At 4 p.m., the doors open. Agency staffers hand those in line a card with a number on it, one through 75, the order in which they’ll speak. The red shirts pour into the vast Expo Center, while several of those in green wheel back around to give their numbered card to someone else.
A standing-room-only crowd of hundreds fills the room, divided between red and green. Three representatives from the Army Corps, Washington Department of Ecology and Whatcom County—where the export terminal would be—sit at a table with pens and notepads.
The second speaker is Beth Kaeding, of Bozeman, a long-time member of the Northern Plains Resource Council. “I traveled here with more than 60 Montanans—stand up, because not many of us are getting to speak,” she says. “These coal trains that are hauling America’s energy resources to the coast for export to China do not magically appear at the Washington-Idaho border. They come through and from our state, and the impacts Montanans will experience from increased coal train traffic are the same as those that will be experienced by Washingtonians living in Spokane.” She urges the agencies to expand the scope of the EIS “all the way back to the coal mines.”
The next several speakers aren’t the green-shirted men waiting in line, but representatives from the local chamber of commerce, the regional labor council, the Alliance for Northwest Jobs and Exports and the International Trade Alliance. They express a common message: Keep the EIS specific to Washington. And the 25 or so railroad workers and union reps who follow in giving testimony offer the same refrain: We need jobs. The rest of the speakers, including several Montanans, ask for a broader EIS.
The hearing lasts three hours. At the end, almost all of the green shirts are gone. The group of Montanans, visibly satisfied with their showing, leave the Expo Center and re-board the bus, where they’re greeted with good news: Montana Sen. Jon Tester’s office had called to say the senator supports their efforts to be heard, and he’ll ask the Army Corps to hold a hearing in Montana.
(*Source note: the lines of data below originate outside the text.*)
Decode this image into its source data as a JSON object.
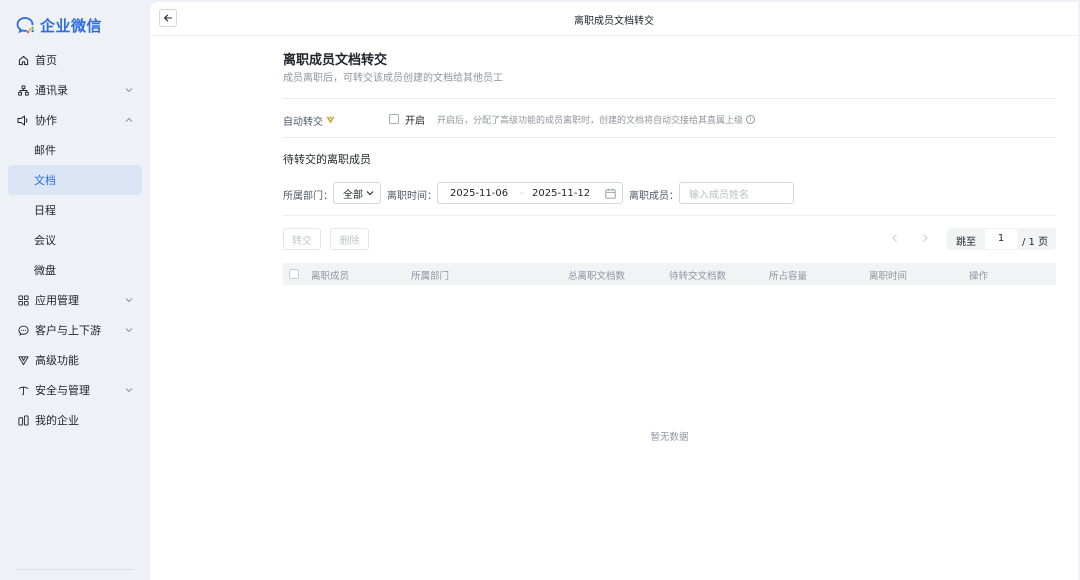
{
  "app": {
    "name": "企业微信"
  },
  "sidebar": {
    "items": [
      {
        "label": "首页",
        "icon": "home-icon"
      },
      {
        "label": "通讯录",
        "icon": "org-icon"
      },
      {
        "label": "协作",
        "icon": "collab-icon"
      },
      {
        "label": "邮件"
      },
      {
        "label": "文档"
      },
      {
        "label": "日程"
      },
      {
        "label": "会议"
      },
      {
        "label": "微盘"
      },
      {
        "label": "应用管理",
        "icon": "apps-icon"
      },
      {
        "label": "客户与上下游",
        "icon": "chat-icon"
      },
      {
        "label": "高级功能",
        "icon": "premium-icon"
      },
      {
        "label": "安全与管理",
        "icon": "shield-icon"
      },
      {
        "label": "我的企业",
        "icon": "company-icon"
      }
    ],
    "active": "文档"
  },
  "header": {
    "title": "离职成员文档转交"
  },
  "page": {
    "title": "离职成员文档转交",
    "description": "成员离职后，可转交该成员创建的文档给其他员工",
    "auto_transfer": {
      "label": "自动转交",
      "toggle_label": "开启",
      "description": "开启后，分配了高级功能的成员离职时，创建的文档将自动交接给其直属上级"
    },
    "section_title": "待转交的离职成员",
    "filters": {
      "department_label": "所属部门：",
      "department_value": "全部",
      "time_label": "离职时间：",
      "start_date": "2025-11-06",
      "range_separator": "-",
      "end_date": "2025-11-12",
      "member_label": "离职成员：",
      "member_placeholder": "输入成员姓名"
    },
    "actions": {
      "transfer": "转交",
      "delete": "删除"
    },
    "pager": {
      "jump_label": "跳至",
      "page": "1",
      "total": "/ 1 页"
    },
    "table": {
      "columns": [
        "离职成员",
        "所属部门",
        "总离职文档数",
        "待转交文档数",
        "所占容量",
        "离职时间",
        "操作"
      ],
      "empty_text": "暂无数据"
    }
  },
  "colors": {
    "accent": "#2d6ce0",
    "premium": "#c9a227"
  }
}
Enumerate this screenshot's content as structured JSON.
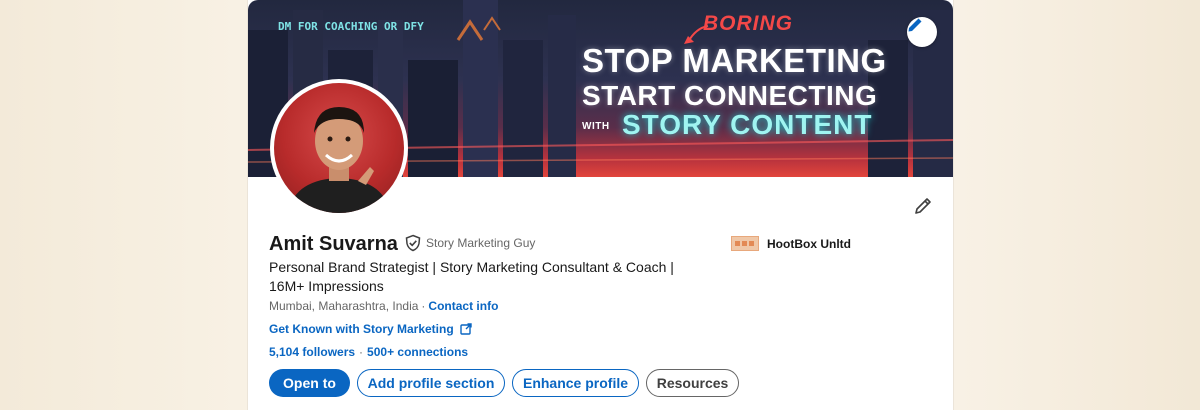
{
  "banner": {
    "dm_text": "DM FOR COACHING OR DFY",
    "boring_word": "BORING",
    "line1": "STOP MARKETING",
    "line2": "START CONNECTING",
    "with_word": "WITH",
    "line3": "STORY CONTENT"
  },
  "profile": {
    "name": "Amit Suvarna",
    "pronoun_label": "Story Marketing Guy",
    "headline": "Personal Brand Strategist | Story Marketing Consultant & Coach | 16M+ Impressions",
    "location": "Mumbai, Maharashtra, India",
    "location_separator": "·",
    "contact_info": "Contact info",
    "website": "Get Known with Story Marketing",
    "followers": "5,104 followers",
    "network_separator": "·",
    "connections": "500+ connections"
  },
  "company": {
    "name": "HootBox Unltd"
  },
  "actions": {
    "open_to": "Open to",
    "add_section": "Add profile section",
    "enhance": "Enhance profile",
    "resources": "Resources"
  },
  "colors": {
    "link_blue": "#0a66c2",
    "banner_red": "#e2453c",
    "neon_cyan": "#9ff4f1"
  },
  "icons": [
    "pencil-icon",
    "verified-shield-icon",
    "external-link-icon",
    "company-logo-icon"
  ]
}
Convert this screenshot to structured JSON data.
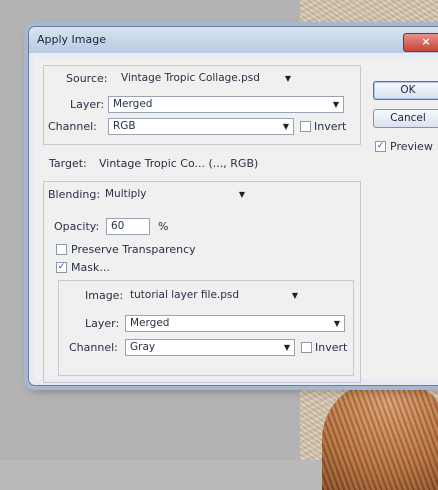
{
  "dialog": {
    "title": "Apply Image",
    "close_glyph": "×"
  },
  "source": {
    "label": "Source:",
    "value": "Vintage Tropic Collage.psd",
    "layer_label": "Layer:",
    "layer_value": "Merged",
    "channel_label": "Channel:",
    "channel_value": "RGB",
    "invert_label": "Invert",
    "invert_checked": false
  },
  "target": {
    "label": "Target:",
    "value": "Vintage Tropic Co... (..., RGB)"
  },
  "blending": {
    "label": "Blending:",
    "value": "Multiply",
    "opacity_label": "Opacity:",
    "opacity_value": "60",
    "opacity_unit": "%",
    "preserve_label": "Preserve Transparency",
    "preserve_checked": false,
    "mask_label": "Mask...",
    "mask_checked": true
  },
  "mask": {
    "image_label": "Image:",
    "image_value": "tutorial layer file.psd",
    "layer_label": "Layer:",
    "layer_value": "Merged",
    "channel_label": "Channel:",
    "channel_value": "Gray",
    "invert_label": "Invert",
    "invert_checked": false
  },
  "buttons": {
    "ok": "OK",
    "cancel": "Cancel",
    "preview_label": "Preview",
    "preview_checked": true
  },
  "glyphs": {
    "check": "✓",
    "dropdown": "▼"
  },
  "icons": [
    "close-icon",
    "chevron-down-icon",
    "checkmark-icon"
  ]
}
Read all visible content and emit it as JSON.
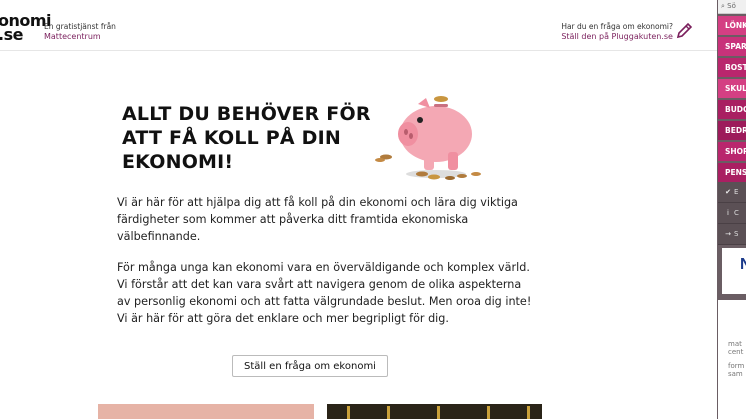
{
  "header": {
    "logo_line1": "onomi",
    "logo_line2": ".se",
    "tagline": "En gratistjänst från",
    "tagline_org": "Mattecentrum",
    "help_question": "Har du en fråga om ekonomi?",
    "help_link": "Ställ den på Pluggakuten.se"
  },
  "hero": {
    "title": "ALLT DU BEHÖVER FÖR ATT FÅ KOLL PÅ DIN EKONOMI!"
  },
  "main": {
    "paragraph1": "Vi är här för att hjälpa dig att få koll på din ekonomi och lära dig viktiga färdigheter som kommer att påverka ditt framtida ekonomiska välbefinnande.",
    "paragraph2": "För många unga kan ekonomi vara en överväldigande och komplex värld. Vi förstår att det kan vara svårt att navigera genom de olika aspekterna av personlig ekonomi och att fatta välgrundade beslut. Men oroa dig inte! Vi är här för att göra det enklare och mer begripligt för dig.",
    "cta_label": "Ställ en fråga om ekonomi"
  },
  "sidebar": {
    "search_text": "Sö",
    "tabs": [
      {
        "label": "LÖNK"
      },
      {
        "label": "SPAR"
      },
      {
        "label": "BOST"
      },
      {
        "label": "SKUL"
      },
      {
        "label": "BUDG"
      },
      {
        "label": "BEDR"
      },
      {
        "label": "SHOP"
      },
      {
        "label": "PENS"
      }
    ],
    "rows": [
      {
        "icon": "✔",
        "text": "E"
      },
      {
        "icon": "i",
        "text": "C"
      },
      {
        "icon": "→",
        "text": "S"
      }
    ],
    "logo_letter": "N",
    "bottom_text1": "mat cent",
    "bottom_text2": "form sam"
  },
  "colors": {
    "brand": "#7a1f5c",
    "tab_pink": "#c21f6a"
  }
}
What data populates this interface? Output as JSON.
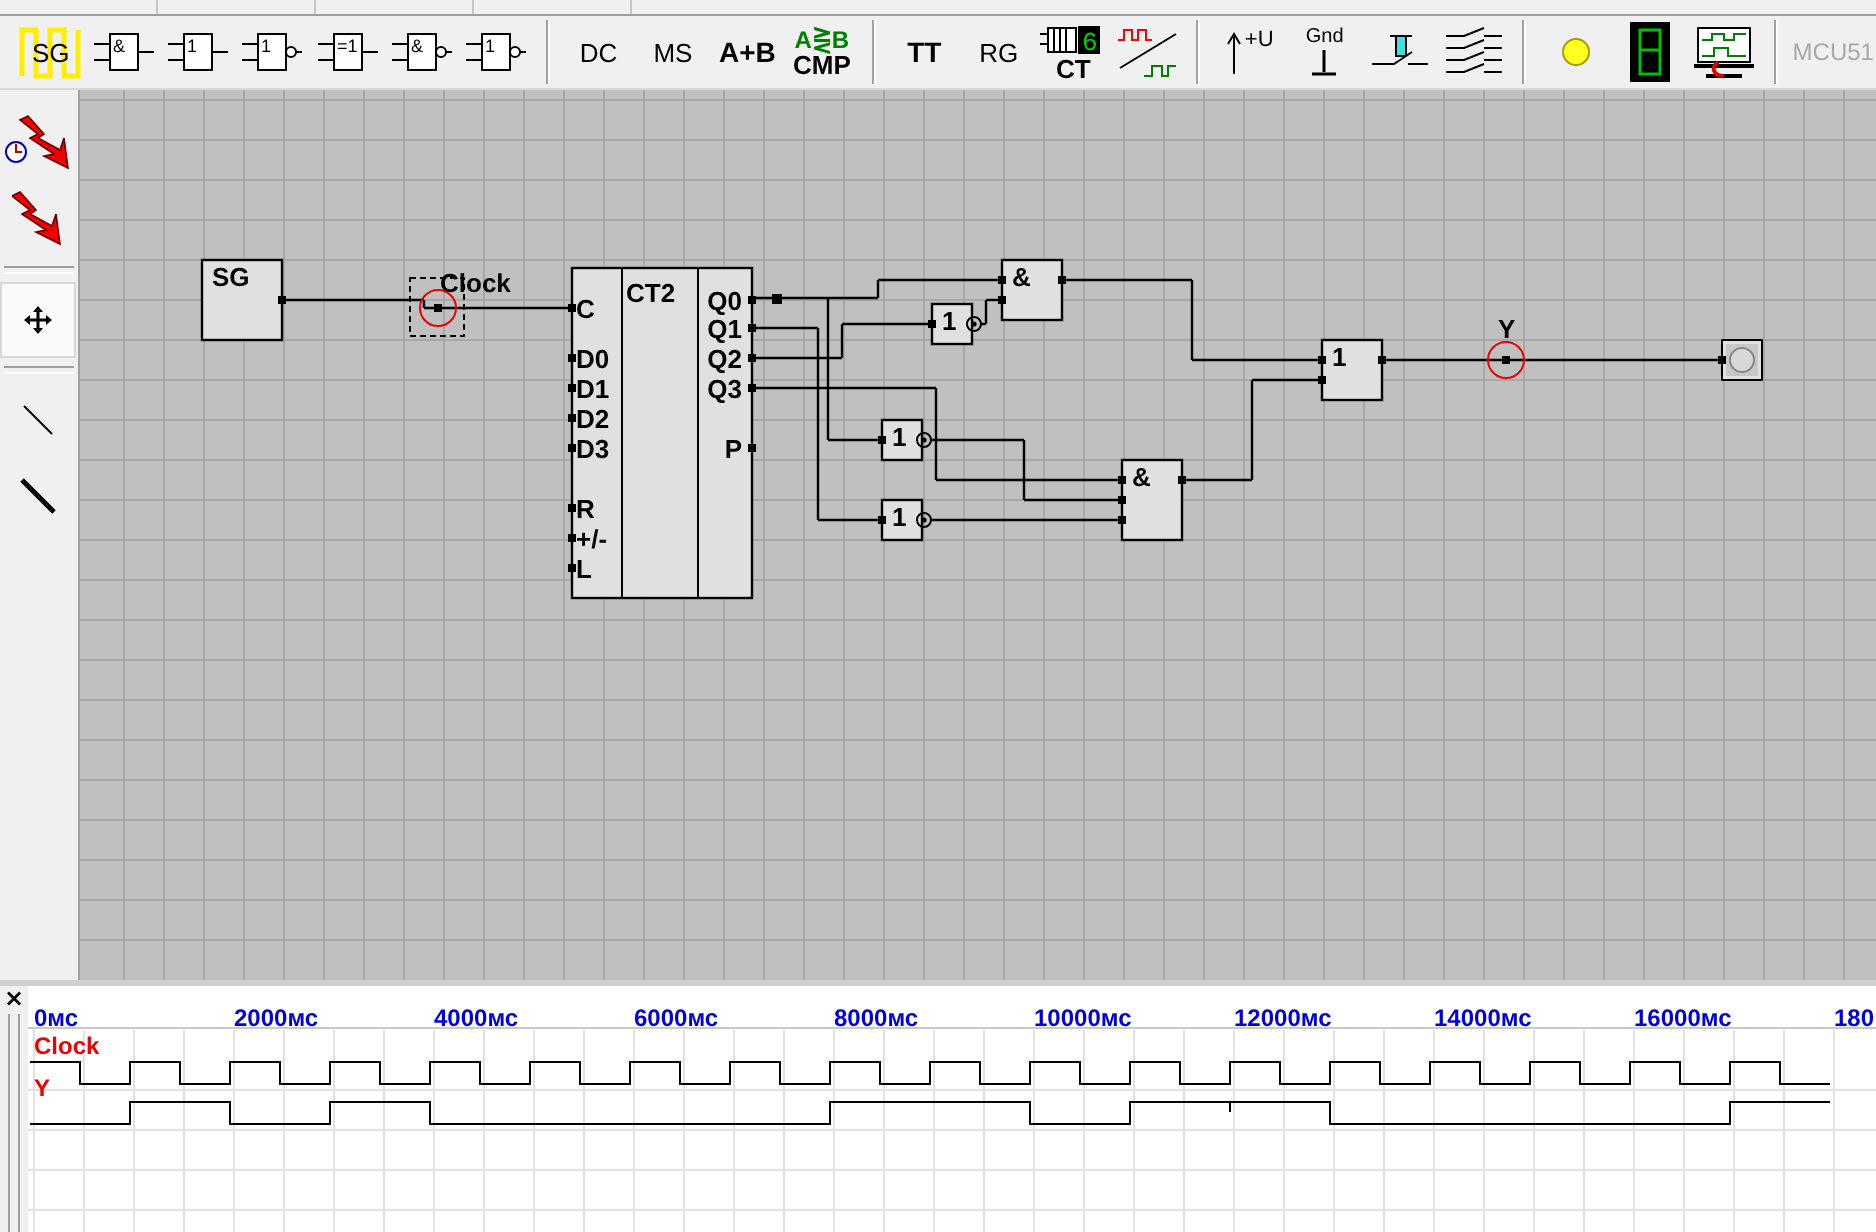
{
  "toolbar": {
    "items": [
      {
        "kind": "generator",
        "label": "SG"
      },
      {
        "kind": "and",
        "label": "&"
      },
      {
        "kind": "or",
        "label": "1"
      },
      {
        "kind": "not",
        "label": "1"
      },
      {
        "kind": "xor",
        "label": "=1"
      },
      {
        "kind": "nand",
        "label": "&"
      },
      {
        "kind": "nor",
        "label": "1"
      },
      {
        "kind": "separator"
      },
      {
        "kind": "text",
        "label": "DC"
      },
      {
        "kind": "text",
        "label": "MS"
      },
      {
        "kind": "bold",
        "label": "A+B"
      },
      {
        "kind": "comparator",
        "label": "A⋛B",
        "sublabel": "CMP"
      },
      {
        "kind": "separator"
      },
      {
        "kind": "bold",
        "label": "TT"
      },
      {
        "kind": "text",
        "label": "RG"
      },
      {
        "kind": "counter",
        "digit": "6",
        "label": "CT"
      },
      {
        "kind": "converter"
      },
      {
        "kind": "separator"
      },
      {
        "kind": "power",
        "label": "+U"
      },
      {
        "kind": "ground",
        "label": "Gnd"
      },
      {
        "kind": "switch"
      },
      {
        "kind": "multiswitch"
      },
      {
        "kind": "separator"
      },
      {
        "kind": "lamp"
      },
      {
        "kind": "display"
      },
      {
        "kind": "scope"
      },
      {
        "kind": "separator"
      },
      {
        "kind": "text",
        "label": "MCU51",
        "disabled": true
      }
    ]
  },
  "tools": [
    {
      "kind": "clock-probe",
      "selected": false
    },
    {
      "kind": "probe",
      "selected": false
    },
    {
      "kind": "separator"
    },
    {
      "kind": "move",
      "selected": true
    },
    {
      "kind": "separator"
    },
    {
      "kind": "thin-line",
      "selected": false
    },
    {
      "kind": "thick-line",
      "selected": false
    }
  ],
  "circuit": {
    "components": [
      {
        "kind": "generator",
        "label": "SG"
      },
      {
        "kind": "probe",
        "label": "Clock",
        "selected": true
      },
      {
        "kind": "counter",
        "title": "CT2",
        "inputs": [
          "C",
          "D0",
          "D1",
          "D2",
          "D3",
          "R",
          "+/-",
          "L"
        ],
        "outputs": [
          "Q0",
          "Q1",
          "Q2",
          "Q3",
          "P"
        ]
      },
      {
        "kind": "and",
        "label": "&"
      },
      {
        "kind": "not",
        "label": "1"
      },
      {
        "kind": "not",
        "label": "1"
      },
      {
        "kind": "not",
        "label": "1"
      },
      {
        "kind": "and",
        "label": "&"
      },
      {
        "kind": "or",
        "label": "1"
      },
      {
        "kind": "probe",
        "label": "Y",
        "selected": false
      },
      {
        "kind": "lamp"
      }
    ]
  },
  "timing": {
    "close": "×",
    "ticks": [
      "0мс",
      "2000мс",
      "4000мс",
      "6000мс",
      "8000мс",
      "10000мс",
      "12000мс",
      "14000мс",
      "16000мс",
      "180"
    ],
    "signals": [
      {
        "name": "Clock",
        "kind": "clock"
      },
      {
        "name": "Y",
        "kind": "output"
      }
    ]
  }
}
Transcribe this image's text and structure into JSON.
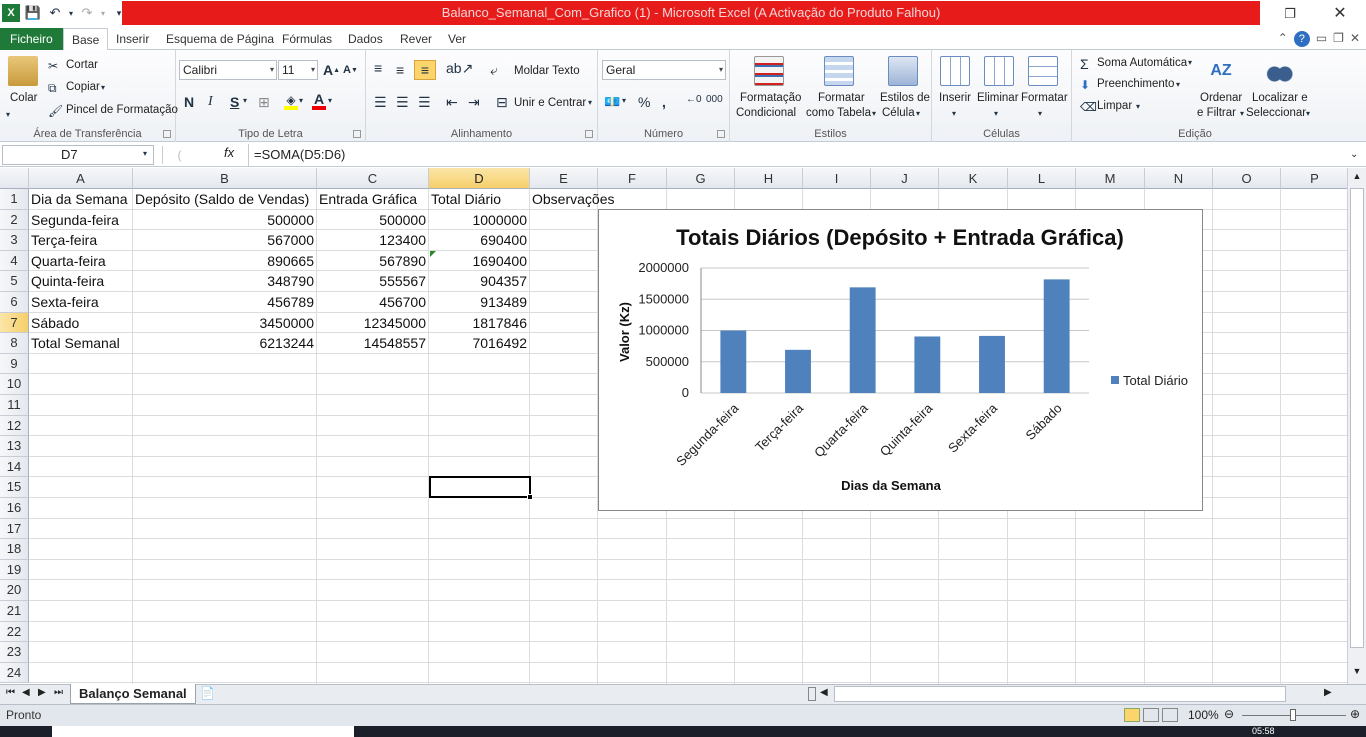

The passengers cheer, and then settle in for the long ride home.
The Gateway Pacific Terminal EIS scoping comment period ends Jan. 21. Weigh in here.